Ramona is a normal kid, going through normal kid stuff in this stage of growing competencies. It’s a struggle sometimes. It’s funny sometimes. Kids root for and identify with Ramona because that’s where they are at too.
It’s no magic formula. When stories meet kids where they are developmentally, kid and story go click–and said kid loves the story and the book and the reading. Beverly Cleary remembers and understands what it’s like to be six or eight or ten. And six or eight or ten year olds have loved her for a very long time because of it.
Thank you, Beverly, for Ramona and Henry and Ralph S. Mouse and all the other “kids” you’ve introduced us to!
I don’t like rap. Never have. Before last week I would have said never will.
Take a look and listen here to what Lin-Manuel Miranda has done with what could be a dry as dust history lesson about the US’s first Secretary of the Treasury. A four and a half minute rap about an economist? All we usually remember about him is his death–he was killed by Aaron Burr in a duel.
You’ll remember much more about him after you give Miranda a listen. You may even find yourself (along with your kids) wanting to know more.
So why am I posting this on a literacy blog? Here’s a few reasons:
- It involves language, lots of it, well chosen and carefully put together. Writing, communication, and creative expression don’t get much finer than this.
- It’s well done. It’s so well done, it looks easy. But what he has created here is difficult to do. Kids need to see and hear the good stuff.
- It demonstrates how the brain loves story. You learned most of this in school. How much did you remember before listening to Miranda? And how much do you remember now, now that you’ve heard about Hamilton through a narrative story, told in rhyme and rhythm? Quiz yourself in a few days. You’ll be surprised. Stories help us remember.
It’s an easy, fun history lesson as well. 😉
Watch it more than once. It actually gets better with each viewing.
33-35% of children start school already behind. What? Are they suffering from a lack of the latest educational toys? Did they not have access to and instruction in computers? Did their parents neglect them and not sign them up for baby gym, music, and ballet?
No, they simply weren’t read to between the ages of birth and five.
33-35% of children in this country begin kindergarten not knowing how a book works, not being able to listen to a story, not being able to sing a song or nursery rhyme.

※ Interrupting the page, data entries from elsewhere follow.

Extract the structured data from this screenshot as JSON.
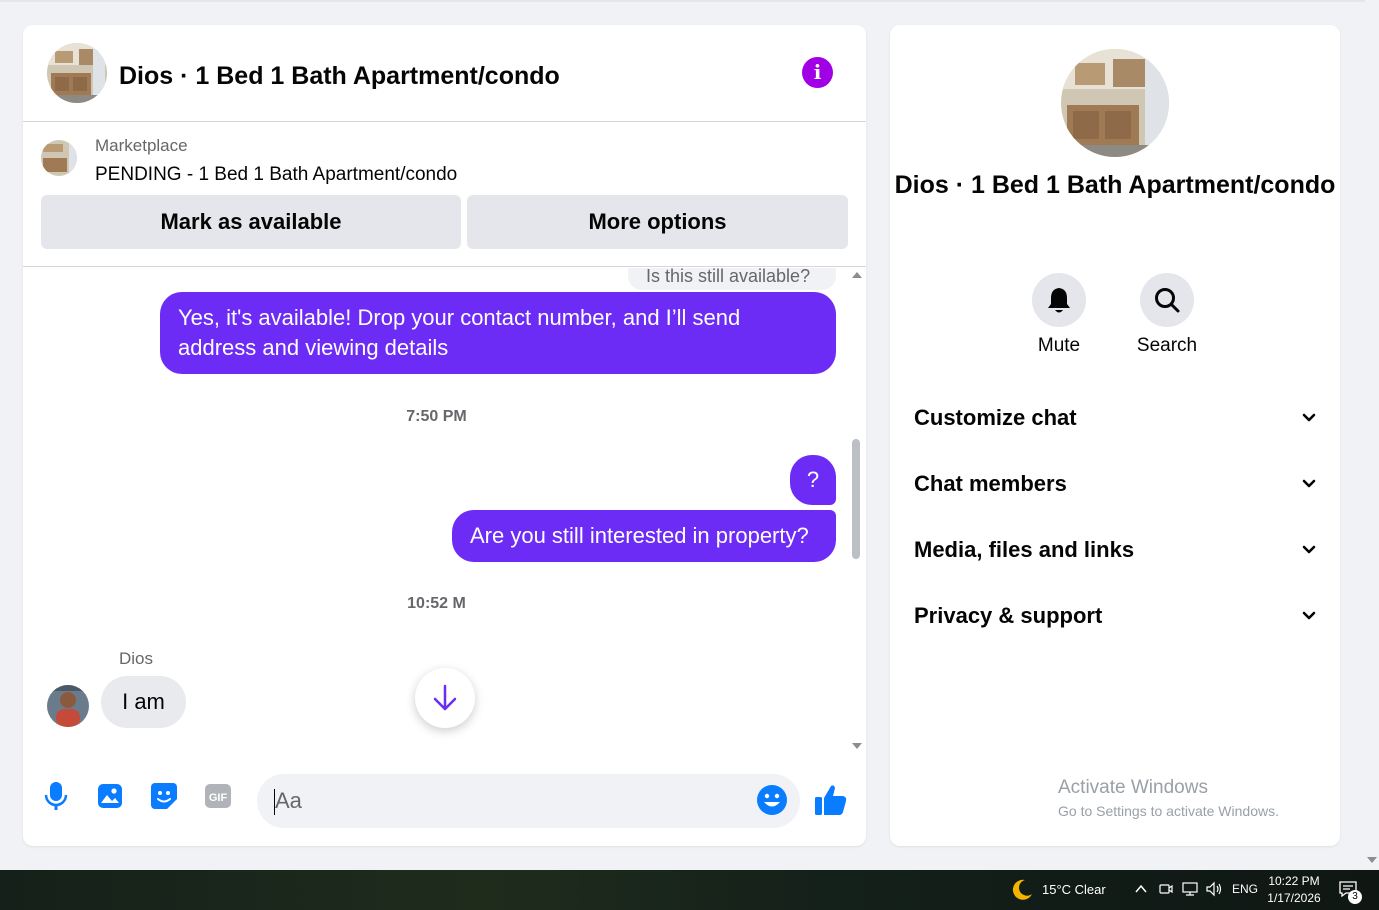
{
  "chat": {
    "title": "Dios · 1 Bed 1 Bath Apartment/condo",
    "marketplace": {
      "label": "Marketplace",
      "status": "PENDING - 1 Bed 1 Bath Apartment/condo",
      "mark_available_label": "Mark as available",
      "more_options_label": "More options"
    },
    "messages": {
      "quoted": "Is this still available?",
      "out1": "Yes, it's available! Drop your contact number, and I’ll send address and viewing details",
      "time1": "7:50 PM",
      "out2": "?",
      "out3": "Are you still interested in property?",
      "time2": "10:52 M",
      "sender": "Dios",
      "in1": "I  am"
    },
    "composer": {
      "placeholder": "Aa",
      "icons": [
        "microphone-icon",
        "photo-icon",
        "sticker-icon",
        "gif-icon",
        "emoji-icon",
        "thumbs-up-icon"
      ]
    }
  },
  "info": {
    "title": "Dios · 1 Bed 1 Bath Apartment/condo",
    "mute_label": "Mute",
    "search_label": "Search",
    "sections": [
      "Customize chat",
      "Chat members",
      "Media, files and links",
      "Privacy & support"
    ]
  },
  "watermark": {
    "line1": "Activate Windows",
    "line2": "Go to Settings to activate Windows."
  },
  "taskbar": {
    "weather": "15°C  Clear",
    "language": "ENG",
    "time": "10:22 PM",
    "date": "1/17/2026",
    "notification_count": "3"
  },
  "colors": {
    "accent_purple": "#6c2cf6",
    "info_purple": "#a100e6",
    "icon_blue": "#0a7cff"
  }
}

And all those “not’s” and more add up to a child not ready to learn to read. They add up to a child more likely to drop out of school, become a teen parent, spend time in juvenile or jail. Even if they fall into the best case scenario rather than the worst, they grow into young adults who “fail to launch.”
Want to learn more about the why’s and why not’s? Want to become part of the solution? Spend four hours with me on one Saturday–and then 10 minutes a day with a kid. Come find out more at an early literacy class I’m teaching here in Alamosa. (It’s Sept. 11, 8:30 a.m. to 12:30 p.m. at Southern Peaks Public Library.)
You’ll learn what early literacy is (and isn’t), how it works, what resources are available (free) to encourage and promote it, and how to put its principles into action. The class is free and I promise I won’t waste your time. Just call the library at 719-589-6592 to register. Parents, teachers, childcare providers, and anyone else who cares about kids can gain from this class.
And you can even earn continuing ed credits. 🙂
(For those of you who care for kids in your home, join us Saturday and you can then sign up for Storybox Special! That’s all it takes to have book delivery to your home and your kids, free, every month!
Hope to see you there!